It all started when a silly joke made headlines back in 2014 when I took selfies with hot guys “hottie hunting” my way through the New York City Half Marathon. But ironically enough, I haven't always been a runner. As the self-proclaimed former President of the "I f*cking hate running club", I spent most of my life finding ways to avoid physical activity. Growing up, I missed over 70 days of PE my senior year. Working out was something I thought I had to suffer through in order to lose weight. 

Then, in 2009, my younger brother passed away unexpectedly and struggling to manage my grief, I gained more than 75 pounds. With the weight gain came a new fight to regain my sense of self and learn to love the body I saw when I looked in the mirror. Then one Thanksgiving morning, drowning in grief and self doubt, I decided to go for a run. I didn't make it half way down my street before I had to stop to walk but for some reason, struggling forward made more sense than getting back into bed. It turns out that running is a lot like grief, neither ever really get easier, you just get stronger. 
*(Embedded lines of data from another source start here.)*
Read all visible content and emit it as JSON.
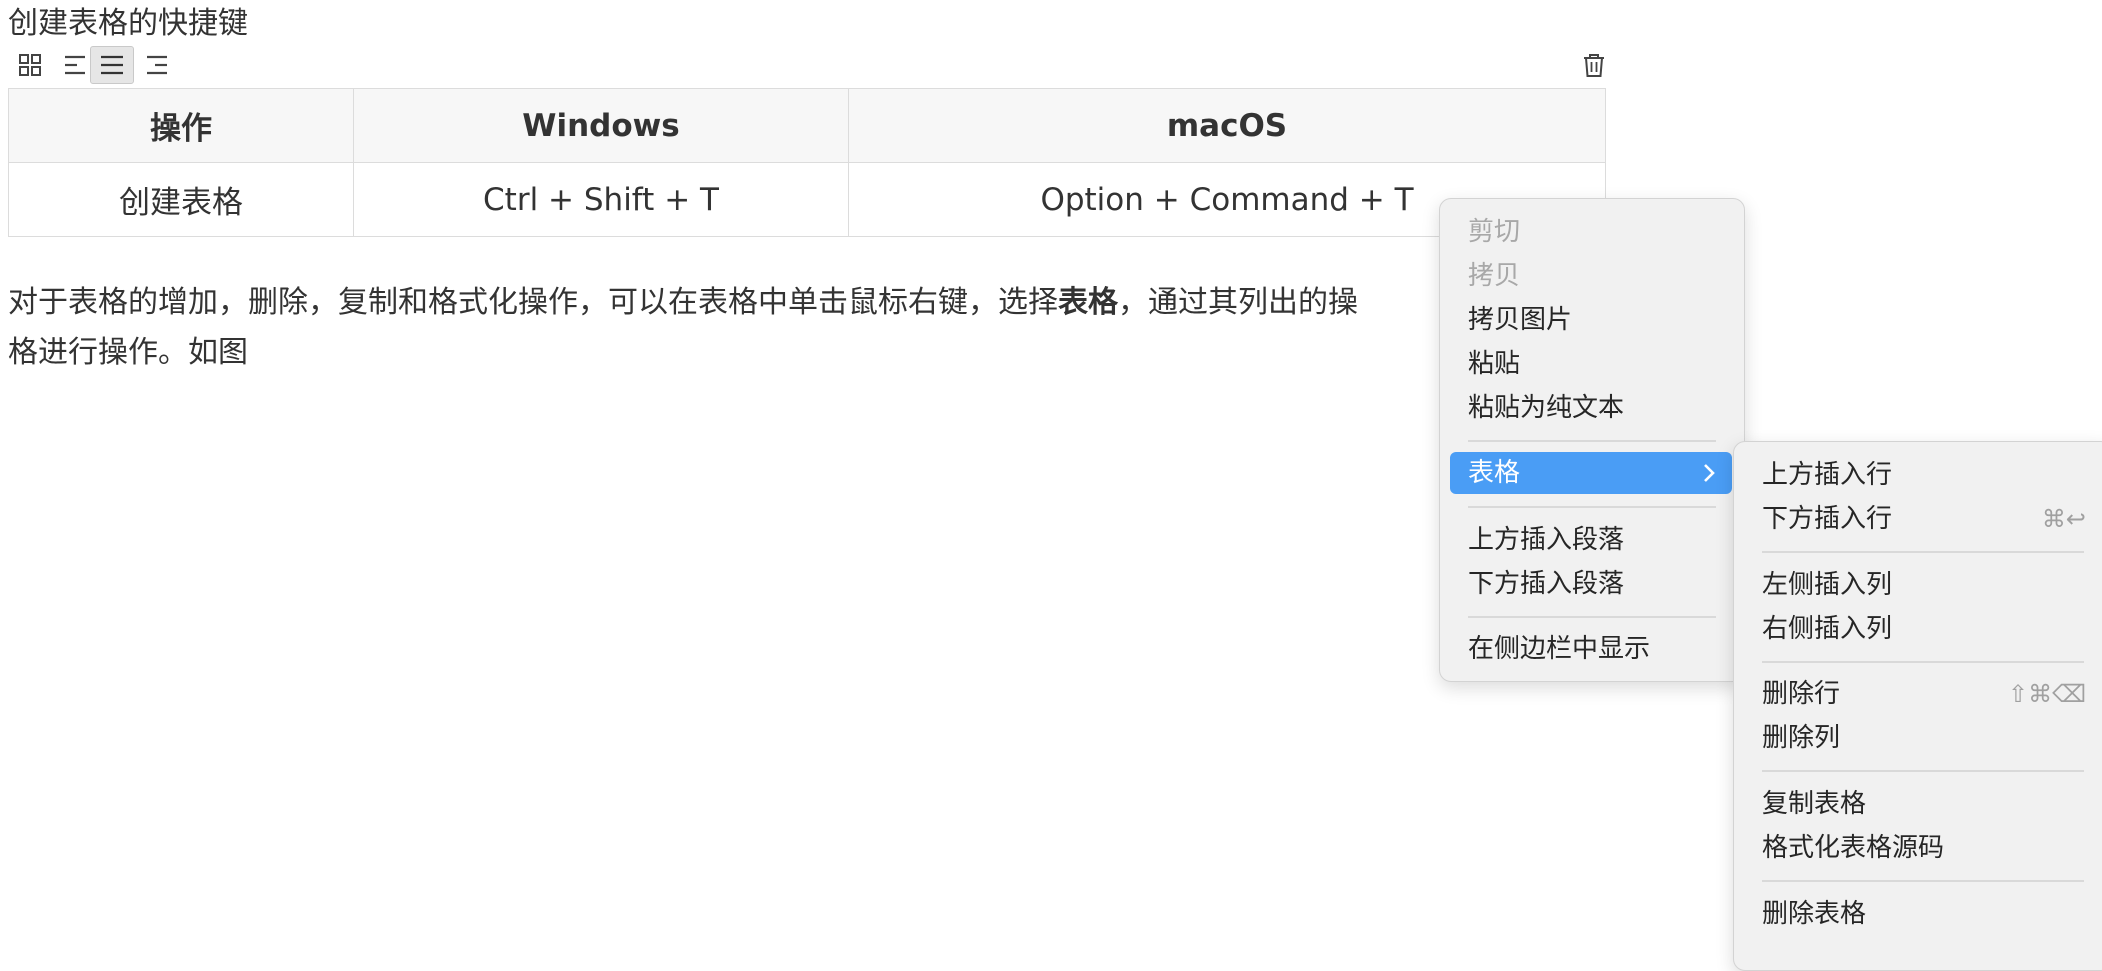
{
  "heading": "创建表格的快捷键",
  "toolbar": {
    "icons": [
      "grid-icon",
      "align-left-icon",
      "align-center-icon",
      "align-right-icon",
      "trash-icon"
    ]
  },
  "table": {
    "headers": [
      "操作",
      "Windows",
      "macOS"
    ],
    "rows": [
      [
        "创建表格",
        "Ctrl + Shift + T",
        "Option + Command + T"
      ]
    ]
  },
  "paragraph": {
    "line1_before": "对于表格的增加，删除，复制和格式化操作，可以在表格中单击鼠标右键，选择",
    "bold": "表格",
    "line1_after": "，通过其列出的操",
    "line2": "格进行操作。如图"
  },
  "context_menu": {
    "items": [
      "剪切",
      "拷贝",
      "拷贝图片",
      "粘贴",
      "粘贴为纯文本"
    ],
    "table_label": "表格",
    "insert_items": [
      "上方插入段落",
      "下方插入段落"
    ],
    "sidebar_item": "在侧边栏中显示"
  },
  "submenu": {
    "items": [
      "上方插入行",
      "下方插入行",
      "左侧插入列",
      "右侧插入列",
      "删除行",
      "删除列",
      "复制表格",
      "格式化表格源码",
      "删除表格"
    ],
    "shortcuts": {
      "insert_row_below": "⌘↩",
      "delete_row": "⇧⌘⌫"
    }
  },
  "colors": {
    "highlight": "#4a9df5",
    "text": "#333333",
    "disabled_text": "#a8a8a8",
    "menu_bg": "#f1f1f1"
  }
}
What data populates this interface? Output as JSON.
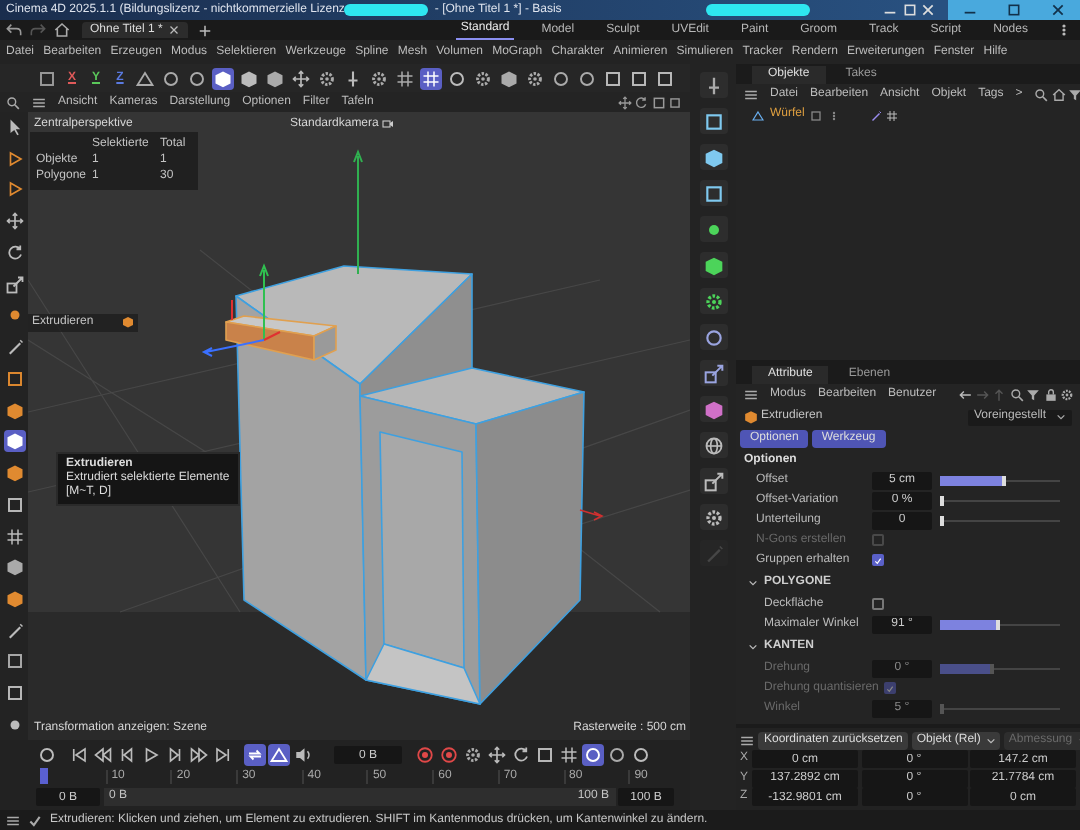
{
  "window": {
    "title": "Cinema 4D 2025.1.1 (Bildungslizenz - nichtkommerzielle Lizenz",
    "title_suffix": "- [Ohne Titel 1 *] - Basis"
  },
  "document_tabs": [
    {
      "label": "Ohne Titel 1 *",
      "selected": true
    }
  ],
  "layout_tabs": [
    {
      "label": "Standard",
      "selected": true
    },
    {
      "label": "Model",
      "selected": false
    },
    {
      "label": "Sculpt",
      "selected": false
    },
    {
      "label": "UVEdit",
      "selected": false
    },
    {
      "label": "Paint",
      "selected": false
    },
    {
      "label": "Groom",
      "selected": false
    },
    {
      "label": "Track",
      "selected": false
    },
    {
      "label": "Script",
      "selected": false
    },
    {
      "label": "Nodes",
      "selected": false
    }
  ],
  "menu": [
    "Datei",
    "Bearbeiten",
    "Erzeugen",
    "Modus",
    "Selektieren",
    "Werkzeuge",
    "Spline",
    "Mesh",
    "Volumen",
    "MoGraph",
    "Charakter",
    "Animieren",
    "Simulieren",
    "Tracker",
    "Rendern",
    "Erweiterungen",
    "Fenster",
    "Hilfe"
  ],
  "main_toolbar": [
    {
      "kind": "icon",
      "selected": false
    },
    {
      "kind": "letter",
      "text": "X",
      "color": "#e05a5a"
    },
    {
      "kind": "letter",
      "text": "Y",
      "color": "#5ac85a"
    },
    {
      "kind": "letter",
      "text": "Z",
      "color": "#5a7ae0"
    },
    {
      "kind": "icon",
      "selected": false
    },
    {
      "kind": "icon",
      "selected": false
    },
    {
      "kind": "icon",
      "selected": false
    },
    {
      "kind": "icon",
      "selected": true
    },
    {
      "kind": "icon",
      "selected": false
    },
    {
      "kind": "icon",
      "selected": false
    },
    {
      "kind": "icon",
      "selected": false
    },
    {
      "kind": "icon",
      "selected": false
    },
    {
      "kind": "icon",
      "selected": false
    },
    {
      "kind": "icon",
      "selected": false
    },
    {
      "kind": "icon",
      "selected": false
    },
    {
      "kind": "icon",
      "selected": true
    },
    {
      "kind": "icon",
      "selected": false
    },
    {
      "kind": "icon",
      "selected": false
    },
    {
      "kind": "icon",
      "selected": false
    },
    {
      "kind": "icon",
      "selected": false
    },
    {
      "kind": "icon",
      "selected": false
    },
    {
      "kind": "icon",
      "selected": false
    },
    {
      "kind": "icon",
      "selected": false
    },
    {
      "kind": "icon",
      "selected": false
    },
    {
      "kind": "icon",
      "selected": false
    }
  ],
  "left_toolbar": [
    {
      "selected": false
    },
    {
      "selected": false
    },
    {
      "selected": false
    },
    {
      "selected": false
    },
    {
      "selected": false
    },
    {
      "selected": false
    },
    {
      "selected": false
    },
    {
      "selected": false
    },
    {
      "selected": false
    },
    {
      "selected": false
    },
    {
      "selected": true
    },
    {
      "selected": false
    },
    {
      "selected": false
    },
    {
      "selected": false
    },
    {
      "selected": false
    },
    {
      "selected": false
    },
    {
      "selected": false
    },
    {
      "selected": false
    },
    {
      "selected": false
    },
    {
      "selected": false
    }
  ],
  "viewport": {
    "menu": [
      "Ansicht",
      "Kameras",
      "Darstellung",
      "Optionen",
      "Filter",
      "Tafeln"
    ],
    "projection": "Zentralperspektive",
    "camera": "Standardkamera",
    "hud": {
      "columns": [
        "Selektierte",
        "Total"
      ],
      "rows": [
        {
          "label": "Objekte",
          "values": [
            "1",
            "1"
          ]
        },
        {
          "label": "Polygone",
          "values": [
            "1",
            "30"
          ]
        }
      ]
    },
    "tool_label": "Extrudieren",
    "tooltip": {
      "title": "Extrudieren",
      "description": "Extrudiert selektierte Elemente",
      "shortcut": "[M~T, D]"
    },
    "transform_info": "Transformation anzeigen: Szene",
    "grid_info": "Rasterweite : 500 cm"
  },
  "timeline": {
    "items": [
      {
        "kind": "icon",
        "selected": false
      },
      {
        "kind": "icon",
        "selected": false
      },
      {
        "kind": "icon",
        "selected": false
      },
      {
        "kind": "icon",
        "selected": false
      },
      {
        "kind": "icon",
        "selected": false
      },
      {
        "kind": "icon",
        "selected": false
      },
      {
        "kind": "icon",
        "selected": false
      },
      {
        "kind": "icon",
        "selected": false
      },
      {
        "kind": "icon",
        "selected": true
      },
      {
        "kind": "icon",
        "selected": true
      },
      {
        "kind": "icon",
        "selected": false
      },
      {
        "kind": "field",
        "value": "0 B"
      },
      {
        "kind": "icon",
        "selected": false
      },
      {
        "kind": "icon",
        "selected": false
      },
      {
        "kind": "icon",
        "selected": false
      },
      {
        "kind": "icon",
        "selected": false
      },
      {
        "kind": "icon",
        "selected": false
      },
      {
        "kind": "icon",
        "selected": false
      },
      {
        "kind": "icon",
        "selected": false
      },
      {
        "kind": "icon",
        "selected": true
      },
      {
        "kind": "icon",
        "selected": false
      },
      {
        "kind": "icon",
        "selected": false
      }
    ],
    "ticks": [
      "10",
      "20",
      "30",
      "40",
      "50",
      "60",
      "70",
      "80",
      "90"
    ],
    "start": "0 B",
    "range_start": "0 B",
    "range_end": "100 B",
    "end": "100 B"
  },
  "palette": [
    {
      "disabled": false
    },
    {
      "disabled": false
    },
    {
      "disabled": false
    },
    {
      "disabled": false
    },
    {
      "disabled": false
    },
    {
      "disabled": false
    },
    {
      "disabled": false
    },
    {
      "disabled": false
    },
    {
      "disabled": false
    },
    {
      "disabled": false
    },
    {
      "disabled": false
    },
    {
      "disabled": false
    },
    {
      "disabled": false
    },
    {
      "disabled": true
    }
  ],
  "objects_panel": {
    "tabs": [
      {
        "label": "Objekte",
        "selected": true
      },
      {
        "label": "Takes",
        "selected": false
      }
    ],
    "menu": [
      "Datei",
      "Bearbeiten",
      "Ansicht",
      "Objekt",
      "Tags",
      ">"
    ],
    "objects": [
      {
        "name": "Würfel",
        "selected": true
      }
    ]
  },
  "attributes_panel": {
    "tabs": [
      {
        "label": "Attribute",
        "selected": true
      },
      {
        "label": "Ebenen",
        "selected": false
      }
    ],
    "menu": [
      "Modus",
      "Bearbeiten",
      "Benutzer"
    ],
    "tool": "Extrudieren",
    "preset": "Voreingestellt",
    "buttons": [
      {
        "label": "Optionen",
        "selected": true
      },
      {
        "label": "Werkzeug",
        "selected": true
      }
    ],
    "heading": "Optionen",
    "rows": [
      {
        "kind": "number",
        "label": "Offset",
        "value": "5 cm",
        "level": 0.55,
        "disabled": false
      },
      {
        "kind": "number",
        "label": "Offset-Variation",
        "value": "0 %",
        "level": 0,
        "disabled": false
      },
      {
        "kind": "number",
        "label": "Unterteilung",
        "value": "0",
        "level": 0,
        "disabled": false
      },
      {
        "kind": "check",
        "label": "N-Gons erstellen",
        "checked": false,
        "disabled": true
      },
      {
        "kind": "check",
        "label": "Gruppen erhalten",
        "checked": true,
        "disabled": false
      },
      {
        "kind": "section",
        "label": "POLYGONE",
        "expanded": true
      },
      {
        "kind": "check",
        "label": "Deckfläche",
        "checked": false,
        "disabled": false
      },
      {
        "kind": "number",
        "label": "Maximaler Winkel",
        "value": "91 °",
        "level": 0.5,
        "disabled": false
      },
      {
        "kind": "section",
        "label": "KANTEN",
        "expanded": true
      },
      {
        "kind": "number",
        "label": "Drehung",
        "value": "0 °",
        "level": 0.45,
        "disabled": true
      },
      {
        "kind": "check",
        "label": "Drehung quantisieren",
        "checked": true,
        "disabled": true
      },
      {
        "kind": "number",
        "label": "Winkel",
        "value": "5 °",
        "level": 0,
        "disabled": true
      }
    ]
  },
  "coordinates": {
    "reset_button": "Koordinaten zurücksetzen",
    "mode": "Objekt (Rel)",
    "size_mode": {
      "label": "Abmessung",
      "disabled": true
    },
    "rows": [
      {
        "axis": "X",
        "values": [
          "0 cm",
          "0 °",
          "147.2 cm"
        ]
      },
      {
        "axis": "Y",
        "values": [
          "137.2892 cm",
          "0 °",
          "21.7784 cm"
        ]
      },
      {
        "axis": "Z",
        "values": [
          "-132.9801 cm",
          "0 °",
          "0 cm"
        ]
      }
    ]
  },
  "status_bar": "Extrudieren: Klicken und ziehen, um Element zu extrudieren. SHIFT im Kantenmodus drücken, um Kantenwinkel zu ändern."
}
Over time, I realized that while some people are in fact born runners, others are made. I created this blog Run, Selfie, Repeat and my new podcast by the same name with the hopes to inspire others to say yes to themselves while making them laugh hysterically because laughing, in my opinion, is the solution to everything. 

Named by Women's Running as one of twenty women who are changing the sport of running and by Competitor Magazine as one of 12 Influential and inspiring runners under 30, my mission is to inspire others to get embrace a healthy lifestyle and pursue the strongest version of themselves possible.